December/January 27 Ultimate Allergy-Free Snack Cookbook Ellen Sue Jacobson Holiday time can be especially difficult if you or your child has food allergies. Most snacks and desserts served at holiday meals or at parties are made with wheat, eggs, dairy, sugar, nuts and more. These can cause major problems with digestion and trigger other emotional and physical reactions. Enter Judi and Shari Zucker, twins who have been writing healthy cookbooks since their teens and are now mothers. They have a new cookbook from Square One Publishers entitled THE ULTIMATE ALLERGY-FREE COOKBOOK. As the Zucker twins note in their first chapter, “Allergies on the Rise,” more than 15 million people in the US have food allergies, and the highest incidence is among children 18 years or younger. In this chapter, they discuss this rise in food allergies, discussing theories based on research, such as the hygiene hypothesis, that is, our tendency to live in a dirt-free world in which germ-fighting is less, the burden that medications and antibiotics add to the burden of our immune systems, and too-early of an introduction to foods that are known to be allergenic (a controversial theory). Discussing the difference between food allergy and food intolerance, listing and explaining the eight foods that trigger most allergic responses (peanuts, tree nuts, cow’s milk and other dairy, eggs, wheat soy, fish, and crustacean shellfish), issues of cross-contamination because manufacturers are not required to state whether or not the food was processed in a plant with other allergenic foods (although many companies do this voluntarily), and food labeling that does require the major allergens be listed.

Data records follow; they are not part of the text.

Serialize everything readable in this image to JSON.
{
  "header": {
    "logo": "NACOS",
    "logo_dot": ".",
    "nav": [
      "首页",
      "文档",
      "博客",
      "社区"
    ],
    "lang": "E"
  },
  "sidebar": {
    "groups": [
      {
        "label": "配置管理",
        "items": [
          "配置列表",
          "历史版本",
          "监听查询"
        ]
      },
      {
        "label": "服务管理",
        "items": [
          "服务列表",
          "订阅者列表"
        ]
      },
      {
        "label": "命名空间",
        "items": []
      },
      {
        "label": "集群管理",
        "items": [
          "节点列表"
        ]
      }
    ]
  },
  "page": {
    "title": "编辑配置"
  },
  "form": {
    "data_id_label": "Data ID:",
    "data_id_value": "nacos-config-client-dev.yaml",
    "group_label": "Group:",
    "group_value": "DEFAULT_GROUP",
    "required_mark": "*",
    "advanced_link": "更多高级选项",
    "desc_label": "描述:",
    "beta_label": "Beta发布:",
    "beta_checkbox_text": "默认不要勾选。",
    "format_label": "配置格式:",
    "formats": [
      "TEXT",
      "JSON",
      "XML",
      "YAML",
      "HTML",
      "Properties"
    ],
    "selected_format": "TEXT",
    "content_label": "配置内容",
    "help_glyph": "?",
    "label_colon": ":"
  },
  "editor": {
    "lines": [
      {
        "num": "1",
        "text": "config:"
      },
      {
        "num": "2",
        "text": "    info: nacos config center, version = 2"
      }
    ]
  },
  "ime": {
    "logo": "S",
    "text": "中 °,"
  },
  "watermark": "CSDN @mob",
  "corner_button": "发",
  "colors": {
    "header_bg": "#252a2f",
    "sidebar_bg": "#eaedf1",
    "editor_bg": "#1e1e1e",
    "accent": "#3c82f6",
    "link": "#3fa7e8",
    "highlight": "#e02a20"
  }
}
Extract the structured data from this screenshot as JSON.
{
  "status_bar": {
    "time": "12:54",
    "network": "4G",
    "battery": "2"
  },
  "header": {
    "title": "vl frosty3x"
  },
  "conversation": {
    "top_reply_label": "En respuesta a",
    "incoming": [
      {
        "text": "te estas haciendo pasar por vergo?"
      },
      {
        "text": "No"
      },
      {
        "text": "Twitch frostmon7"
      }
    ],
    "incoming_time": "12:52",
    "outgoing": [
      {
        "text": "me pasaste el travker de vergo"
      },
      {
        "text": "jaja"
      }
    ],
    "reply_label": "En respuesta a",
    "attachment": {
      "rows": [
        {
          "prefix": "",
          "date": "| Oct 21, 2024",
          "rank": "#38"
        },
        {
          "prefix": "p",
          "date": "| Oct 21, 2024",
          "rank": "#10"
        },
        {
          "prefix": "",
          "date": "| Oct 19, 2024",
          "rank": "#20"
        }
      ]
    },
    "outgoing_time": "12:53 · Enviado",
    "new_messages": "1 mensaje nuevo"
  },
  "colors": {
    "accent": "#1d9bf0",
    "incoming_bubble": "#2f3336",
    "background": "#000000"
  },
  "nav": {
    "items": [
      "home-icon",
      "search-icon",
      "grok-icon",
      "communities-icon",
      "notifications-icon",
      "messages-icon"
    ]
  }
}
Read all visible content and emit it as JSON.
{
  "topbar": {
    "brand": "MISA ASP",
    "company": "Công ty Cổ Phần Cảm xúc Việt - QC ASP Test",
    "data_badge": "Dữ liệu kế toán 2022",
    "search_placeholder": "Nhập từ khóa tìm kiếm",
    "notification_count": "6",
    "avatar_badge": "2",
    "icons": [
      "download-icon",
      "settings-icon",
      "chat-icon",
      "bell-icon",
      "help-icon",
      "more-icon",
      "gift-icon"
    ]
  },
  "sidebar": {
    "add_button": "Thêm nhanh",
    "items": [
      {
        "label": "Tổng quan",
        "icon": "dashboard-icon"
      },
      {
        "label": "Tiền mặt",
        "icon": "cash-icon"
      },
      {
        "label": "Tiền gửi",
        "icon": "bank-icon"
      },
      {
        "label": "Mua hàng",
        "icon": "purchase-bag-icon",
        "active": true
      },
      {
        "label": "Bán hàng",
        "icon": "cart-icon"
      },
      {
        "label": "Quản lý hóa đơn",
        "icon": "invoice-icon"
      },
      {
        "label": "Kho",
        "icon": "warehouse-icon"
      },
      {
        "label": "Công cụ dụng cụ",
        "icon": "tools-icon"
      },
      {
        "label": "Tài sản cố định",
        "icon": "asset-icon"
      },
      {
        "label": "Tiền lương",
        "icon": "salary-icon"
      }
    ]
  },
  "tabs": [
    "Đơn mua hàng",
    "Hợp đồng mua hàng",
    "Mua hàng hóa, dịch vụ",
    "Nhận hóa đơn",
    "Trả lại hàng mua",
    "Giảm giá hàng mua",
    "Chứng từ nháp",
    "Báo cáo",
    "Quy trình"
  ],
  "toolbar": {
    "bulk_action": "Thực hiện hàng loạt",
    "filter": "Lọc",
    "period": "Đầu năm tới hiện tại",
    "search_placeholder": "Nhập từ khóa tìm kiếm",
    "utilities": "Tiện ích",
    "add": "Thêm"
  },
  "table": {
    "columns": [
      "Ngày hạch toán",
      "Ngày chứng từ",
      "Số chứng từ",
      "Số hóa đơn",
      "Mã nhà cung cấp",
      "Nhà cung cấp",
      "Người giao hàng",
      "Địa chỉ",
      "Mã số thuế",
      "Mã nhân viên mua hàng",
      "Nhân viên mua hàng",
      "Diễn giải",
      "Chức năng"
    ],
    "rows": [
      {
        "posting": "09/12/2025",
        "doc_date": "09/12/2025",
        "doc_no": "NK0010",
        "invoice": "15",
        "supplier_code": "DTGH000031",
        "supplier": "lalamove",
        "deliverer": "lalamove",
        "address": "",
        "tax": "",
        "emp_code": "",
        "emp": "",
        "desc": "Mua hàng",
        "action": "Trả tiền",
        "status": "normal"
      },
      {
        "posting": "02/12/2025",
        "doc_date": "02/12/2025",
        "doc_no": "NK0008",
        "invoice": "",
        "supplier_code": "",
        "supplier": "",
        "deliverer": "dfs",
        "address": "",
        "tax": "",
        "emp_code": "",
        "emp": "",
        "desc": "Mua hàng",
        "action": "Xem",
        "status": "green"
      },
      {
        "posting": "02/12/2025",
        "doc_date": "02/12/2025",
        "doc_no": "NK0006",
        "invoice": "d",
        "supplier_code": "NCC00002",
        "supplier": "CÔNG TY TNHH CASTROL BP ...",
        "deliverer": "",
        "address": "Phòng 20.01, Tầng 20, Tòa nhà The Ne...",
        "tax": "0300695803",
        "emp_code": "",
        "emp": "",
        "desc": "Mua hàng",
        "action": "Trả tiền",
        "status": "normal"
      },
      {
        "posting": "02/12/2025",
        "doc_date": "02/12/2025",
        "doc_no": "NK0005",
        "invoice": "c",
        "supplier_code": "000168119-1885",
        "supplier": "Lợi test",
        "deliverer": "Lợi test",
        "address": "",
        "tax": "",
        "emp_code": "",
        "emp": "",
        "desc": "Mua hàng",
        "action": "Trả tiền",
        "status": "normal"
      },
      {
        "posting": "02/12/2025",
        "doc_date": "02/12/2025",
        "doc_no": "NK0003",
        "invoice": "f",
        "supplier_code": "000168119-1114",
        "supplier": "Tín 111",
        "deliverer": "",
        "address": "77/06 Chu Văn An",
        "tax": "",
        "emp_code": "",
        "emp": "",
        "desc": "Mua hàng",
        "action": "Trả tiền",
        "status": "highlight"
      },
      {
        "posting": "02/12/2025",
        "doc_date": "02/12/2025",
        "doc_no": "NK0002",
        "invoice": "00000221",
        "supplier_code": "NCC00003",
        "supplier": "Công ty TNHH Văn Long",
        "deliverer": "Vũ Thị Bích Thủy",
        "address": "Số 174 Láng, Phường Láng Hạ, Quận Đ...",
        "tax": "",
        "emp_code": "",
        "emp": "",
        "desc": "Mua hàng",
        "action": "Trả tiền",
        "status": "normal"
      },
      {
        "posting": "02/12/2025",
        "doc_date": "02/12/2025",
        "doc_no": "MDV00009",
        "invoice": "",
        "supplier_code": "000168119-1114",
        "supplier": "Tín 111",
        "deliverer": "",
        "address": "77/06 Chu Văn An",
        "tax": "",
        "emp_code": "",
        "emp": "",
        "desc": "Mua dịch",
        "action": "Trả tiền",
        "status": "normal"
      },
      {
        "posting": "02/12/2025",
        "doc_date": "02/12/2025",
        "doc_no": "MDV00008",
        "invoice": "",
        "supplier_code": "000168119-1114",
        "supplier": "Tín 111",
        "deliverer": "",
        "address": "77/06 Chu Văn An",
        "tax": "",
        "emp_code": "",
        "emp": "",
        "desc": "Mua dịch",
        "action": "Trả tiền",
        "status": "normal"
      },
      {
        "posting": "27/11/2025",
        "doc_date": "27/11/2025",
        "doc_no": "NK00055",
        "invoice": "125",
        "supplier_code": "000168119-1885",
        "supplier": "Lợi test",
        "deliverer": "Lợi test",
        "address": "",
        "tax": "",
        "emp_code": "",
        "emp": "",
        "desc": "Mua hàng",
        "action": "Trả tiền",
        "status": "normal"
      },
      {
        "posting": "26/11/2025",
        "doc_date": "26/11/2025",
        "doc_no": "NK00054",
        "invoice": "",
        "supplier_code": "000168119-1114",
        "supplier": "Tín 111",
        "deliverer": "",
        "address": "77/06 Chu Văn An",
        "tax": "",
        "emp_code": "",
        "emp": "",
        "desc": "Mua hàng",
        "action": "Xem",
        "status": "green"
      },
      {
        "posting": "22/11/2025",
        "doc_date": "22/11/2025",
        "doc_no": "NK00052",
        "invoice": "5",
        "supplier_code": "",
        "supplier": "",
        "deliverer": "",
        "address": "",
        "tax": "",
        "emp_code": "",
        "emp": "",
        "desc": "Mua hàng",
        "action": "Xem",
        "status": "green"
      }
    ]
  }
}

On pages 10-17 is a terrific guide to avoiding food allergens that is worth the price of the book ($15.95). The top allergens are listed with all the places you can find them often camouflaged under another term, such as hydrolyzed plant or vegetable protein on a label may include peanut protein; all the terms for cow’s milk such as whey, rennet, or lactose; ditto for eggs, such as vitellin and globulin; wheat terms such as seitan, emer, and farina; soy terms and derivatives such as lecithin, miso, okara, and yuba; and finally a list of fish and shellfish including ingredients from these foods found in sushi, roe, and some salad dressings (ex. anchovies). The chapter ends on a high note, stating that avoiding an allergic food reaction by avoiding the foods and their derivative “doesn’t mean a limited diet of bland, unappealing meals and snacks¾and 2015